A virtual Town Hall on the Draft Community Energy and Sustainability Master Plan (CESMP) will be held at 6:30 p.m. Thursday, September 14, 2023. Sign up here. Prince William Office of Sustainability is seeking feedback from the public on the draft CESMP. The CESMP is being developed to serve as a roadmap for meeting the county’s Climate Mitigation and Resiliency goals to reduce Prince William's greenhouse gas emissions, and increasing resilience to the effects of climate change. These goals include Prince William County achieving 50% of 2005 CO2 emissions by 2030 and net-zero by 2050; but also include plans for adaption to climate change.

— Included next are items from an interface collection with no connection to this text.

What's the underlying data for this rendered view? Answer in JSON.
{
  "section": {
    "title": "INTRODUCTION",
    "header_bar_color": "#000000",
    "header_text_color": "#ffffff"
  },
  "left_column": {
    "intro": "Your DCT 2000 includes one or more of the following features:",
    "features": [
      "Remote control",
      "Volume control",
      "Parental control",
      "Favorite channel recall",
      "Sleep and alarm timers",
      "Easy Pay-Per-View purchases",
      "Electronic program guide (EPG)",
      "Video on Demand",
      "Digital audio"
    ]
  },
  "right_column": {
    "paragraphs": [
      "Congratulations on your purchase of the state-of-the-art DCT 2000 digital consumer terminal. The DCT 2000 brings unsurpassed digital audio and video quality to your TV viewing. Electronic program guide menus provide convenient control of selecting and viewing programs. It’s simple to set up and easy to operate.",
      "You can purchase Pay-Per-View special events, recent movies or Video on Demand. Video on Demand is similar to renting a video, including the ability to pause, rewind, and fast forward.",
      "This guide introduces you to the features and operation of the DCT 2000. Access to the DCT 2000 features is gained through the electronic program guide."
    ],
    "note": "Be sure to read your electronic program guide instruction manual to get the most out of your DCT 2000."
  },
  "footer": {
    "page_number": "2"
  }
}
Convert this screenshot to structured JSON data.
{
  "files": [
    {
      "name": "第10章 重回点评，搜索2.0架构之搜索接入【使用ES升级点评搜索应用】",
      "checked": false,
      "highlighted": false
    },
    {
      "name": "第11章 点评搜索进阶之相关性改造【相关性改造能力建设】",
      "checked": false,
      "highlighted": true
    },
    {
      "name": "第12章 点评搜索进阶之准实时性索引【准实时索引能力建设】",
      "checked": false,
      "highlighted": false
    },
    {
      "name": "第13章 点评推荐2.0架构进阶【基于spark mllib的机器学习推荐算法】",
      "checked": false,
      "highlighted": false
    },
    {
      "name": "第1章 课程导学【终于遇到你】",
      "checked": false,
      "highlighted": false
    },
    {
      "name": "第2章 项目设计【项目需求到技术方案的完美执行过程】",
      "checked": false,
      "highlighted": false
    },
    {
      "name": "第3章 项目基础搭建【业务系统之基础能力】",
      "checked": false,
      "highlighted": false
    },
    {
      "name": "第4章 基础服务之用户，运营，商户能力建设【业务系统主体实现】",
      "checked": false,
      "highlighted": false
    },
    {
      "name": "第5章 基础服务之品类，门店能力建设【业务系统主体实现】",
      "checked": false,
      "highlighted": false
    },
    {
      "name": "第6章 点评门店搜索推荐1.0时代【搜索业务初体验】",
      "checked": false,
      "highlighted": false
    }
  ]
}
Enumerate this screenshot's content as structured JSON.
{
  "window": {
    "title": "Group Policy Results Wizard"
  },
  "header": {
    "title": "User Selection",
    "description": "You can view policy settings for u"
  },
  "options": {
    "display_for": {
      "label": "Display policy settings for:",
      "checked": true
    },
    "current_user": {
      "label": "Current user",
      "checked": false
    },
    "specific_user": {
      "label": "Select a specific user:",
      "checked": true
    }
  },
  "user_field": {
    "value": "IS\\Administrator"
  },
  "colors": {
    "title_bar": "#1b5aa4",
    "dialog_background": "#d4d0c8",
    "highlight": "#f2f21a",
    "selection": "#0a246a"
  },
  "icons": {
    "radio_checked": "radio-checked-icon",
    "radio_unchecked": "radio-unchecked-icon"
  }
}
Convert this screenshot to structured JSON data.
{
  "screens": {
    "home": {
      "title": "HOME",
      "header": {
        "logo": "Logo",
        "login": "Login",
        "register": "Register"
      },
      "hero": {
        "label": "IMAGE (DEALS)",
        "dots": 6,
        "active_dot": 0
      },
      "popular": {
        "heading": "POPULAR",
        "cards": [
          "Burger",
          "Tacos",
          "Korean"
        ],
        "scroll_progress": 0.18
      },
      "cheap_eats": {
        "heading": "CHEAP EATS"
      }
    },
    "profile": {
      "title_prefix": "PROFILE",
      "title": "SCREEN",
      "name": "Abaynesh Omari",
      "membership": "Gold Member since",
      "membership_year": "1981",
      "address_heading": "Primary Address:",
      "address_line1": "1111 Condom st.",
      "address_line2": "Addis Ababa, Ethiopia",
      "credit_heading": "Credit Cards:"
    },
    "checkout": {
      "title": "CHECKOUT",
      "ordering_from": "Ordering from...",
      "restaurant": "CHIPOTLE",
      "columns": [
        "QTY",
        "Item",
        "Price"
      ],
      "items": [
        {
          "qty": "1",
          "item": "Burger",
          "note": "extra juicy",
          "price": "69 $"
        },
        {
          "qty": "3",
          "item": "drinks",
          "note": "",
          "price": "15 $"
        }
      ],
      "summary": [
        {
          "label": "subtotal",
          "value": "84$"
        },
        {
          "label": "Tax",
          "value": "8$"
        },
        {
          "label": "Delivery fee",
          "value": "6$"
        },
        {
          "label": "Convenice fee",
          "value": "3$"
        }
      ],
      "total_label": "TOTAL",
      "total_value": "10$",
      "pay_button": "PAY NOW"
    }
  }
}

I am a member of the Sustainability Commission and ask that you participate in the process and help us build a sustainable future for our children. I am concerned that the draft CESMP relies too heavily on unrealistic and expensive assumptions and the purchasing of carbon credits to meet the climate goals. At the close of the COP-27 meeting the UN Secretary-General Guterres decried and bringing integrity to net-zero commitments by industry, financial institutions, cities and regions and to support a global, equitable transition to a sustainable future.
“Using bogus ‘net-zero’ pledges to cover up massive fossil fuel expansion is reprehensible. It is rank deception. This toxic cover-up could push our world over the climate cliff. The sham must end.” Mr. Guterres said that net-zero pledges should be accompanied by a plan for how the transition is being made. Prince William’s climate goals could be moderated to what is possible for us to achieve. There is hope that Prince William will be able to “bend the curve” if smart decisions are made in the future.
Though the PW Board of County Supervisors have adopted the net-zero pledge of the MWCOG, the decisions they have made within their nexus of control, land use and roads have worked against that resolution. In fact, decisions made within our county and Loudoun will challenge the goals of the Virginia Clean Economy Act (VCEA). In 2020, the General Assembly passed the Virginia Clean Economy Act (VCEA), which mandated a goal of 100% zero-carbon energy generation by 2050. This actually was to provide the major tool in achieving the County goals. Afterall, if all power was electric and it was carbon free, no problem in achieving net zero.
However, the VCEA is facing challenges that may prevent it from achieving its goals in the stated time frame. According to VA Energy VCEA requires the Commonwealth to retire its natural gas power plants by 2045 (Dominion) and 2050 (Appalachian Power). These facilities currently comprise 67% of the current baseload generation as well as 100% of the power plants that meet peak demand. In May when Dominion Energy filed its 2023 Integrated Resource Plan (IRP) with the State Corporation Commission (SCC) Dominion’s carbon emissions would instead increase from current levels. In the IRP submitted to the SCC Dominion forecasted that power demand would rise 80% and that peak load will rise from a bit more than 17,000 megawatts now to 27,000 megawatts by 2037. You cannot plan that amount of electricity demand growth 10 years while eliminating generation capacity. It has never been done, and Dominion admits that they need to not only keep all their fossil fuel power generation operating, but are asking to build more dispatchable fossil fuel generation to meet this forecast demand. Now, the SCC is examining and challenging the growth assumptions that went into that forecast. It remains to be seen what will actually happen.
It appears that electrifying the transportation sector also faces hurdles in cost and accessibility for all along with challenges to electrifying all heating systems county wide. Building more roads and more housing away from transportation hubs will also increase the greenhouse gas footprint of the county. Beyond the climate resolution, most decisions of the PW BOCS has contributed to the growth in power demand. We need to change directions and bend the curve down.